VANCOUVER -- International Women's Day is marked in a lot of different ways around B.C. and around the world. One of the more unusual events happened in Victoria on Saturday, where volunteers jammed a BC Transit bus full of menstrual products.

The event was part of the United Way's "Period Promise" campaign, which advocates for increased availability - and affordability - of menstrual products.

"The idea is that periods are a fact of life and people should not have to choose between feeding themselves and menstrual products," said organizer Jennifer Young, of the United Way of Greater Victoria.

Young said the group's goal was to collect 100,000 units - pads and tampons - which will be distributed at transition houses and youth shelters throughout Greater Victoria.

"I think it's an aspect of poverty that we don't really think about," said Young. "If you're struggling in poverty or struggling with homelessness, this is something that is really unaffordable and it's a barrier for people."

In addition to providing the products for people who struggle to afford them, Young said the campaign aims to change the way society thinks about menstruation.

"We're advocating to make pads and tampons available like toilet paper," she said, noting that B.C. has been making progress on this issue in recent years.
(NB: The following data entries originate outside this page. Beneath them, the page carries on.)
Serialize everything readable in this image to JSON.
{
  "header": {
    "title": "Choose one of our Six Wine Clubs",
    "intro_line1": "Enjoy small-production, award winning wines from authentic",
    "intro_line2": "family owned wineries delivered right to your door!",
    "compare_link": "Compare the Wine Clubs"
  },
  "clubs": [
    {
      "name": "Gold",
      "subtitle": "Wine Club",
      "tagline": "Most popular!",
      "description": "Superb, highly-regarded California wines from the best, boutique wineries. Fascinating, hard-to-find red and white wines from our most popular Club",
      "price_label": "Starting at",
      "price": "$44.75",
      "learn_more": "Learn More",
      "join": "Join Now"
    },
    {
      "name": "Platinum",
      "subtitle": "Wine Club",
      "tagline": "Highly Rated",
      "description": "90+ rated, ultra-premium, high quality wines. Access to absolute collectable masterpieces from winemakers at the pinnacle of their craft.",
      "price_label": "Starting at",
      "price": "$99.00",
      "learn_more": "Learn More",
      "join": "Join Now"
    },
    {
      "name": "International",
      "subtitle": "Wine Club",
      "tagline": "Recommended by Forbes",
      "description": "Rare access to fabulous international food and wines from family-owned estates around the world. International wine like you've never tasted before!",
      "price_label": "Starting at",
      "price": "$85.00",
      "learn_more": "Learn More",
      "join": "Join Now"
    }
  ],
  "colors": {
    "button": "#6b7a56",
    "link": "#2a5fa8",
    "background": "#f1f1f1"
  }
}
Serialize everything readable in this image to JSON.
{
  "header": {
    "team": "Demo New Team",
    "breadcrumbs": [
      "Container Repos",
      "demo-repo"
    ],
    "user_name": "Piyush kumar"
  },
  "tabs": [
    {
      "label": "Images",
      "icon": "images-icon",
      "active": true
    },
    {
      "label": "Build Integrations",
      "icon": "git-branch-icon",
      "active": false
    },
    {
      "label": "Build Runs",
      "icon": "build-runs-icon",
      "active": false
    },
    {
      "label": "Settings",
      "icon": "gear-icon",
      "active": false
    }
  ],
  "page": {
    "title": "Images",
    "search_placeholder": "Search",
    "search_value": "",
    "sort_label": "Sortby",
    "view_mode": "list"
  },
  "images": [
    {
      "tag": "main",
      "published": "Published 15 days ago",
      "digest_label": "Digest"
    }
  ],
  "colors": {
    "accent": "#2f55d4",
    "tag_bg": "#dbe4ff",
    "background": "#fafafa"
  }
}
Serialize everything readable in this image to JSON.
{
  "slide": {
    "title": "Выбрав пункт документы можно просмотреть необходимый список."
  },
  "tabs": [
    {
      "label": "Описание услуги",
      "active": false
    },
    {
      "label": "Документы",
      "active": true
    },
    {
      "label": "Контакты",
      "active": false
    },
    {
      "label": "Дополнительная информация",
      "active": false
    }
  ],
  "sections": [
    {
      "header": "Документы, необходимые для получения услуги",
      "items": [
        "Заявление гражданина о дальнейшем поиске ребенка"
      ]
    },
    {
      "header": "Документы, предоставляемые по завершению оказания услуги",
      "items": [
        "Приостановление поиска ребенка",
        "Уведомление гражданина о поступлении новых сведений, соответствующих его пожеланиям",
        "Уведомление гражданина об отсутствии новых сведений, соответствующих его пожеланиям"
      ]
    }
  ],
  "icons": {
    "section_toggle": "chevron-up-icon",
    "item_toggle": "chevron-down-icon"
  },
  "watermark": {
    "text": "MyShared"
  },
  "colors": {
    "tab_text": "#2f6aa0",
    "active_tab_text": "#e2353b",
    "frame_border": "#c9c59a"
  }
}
In 2019, the City of Victoria announced that it would begin providing free menstrual products at city facilities. Similarly, the provincial government now requires all school districts to provide free access to menstrual products for students.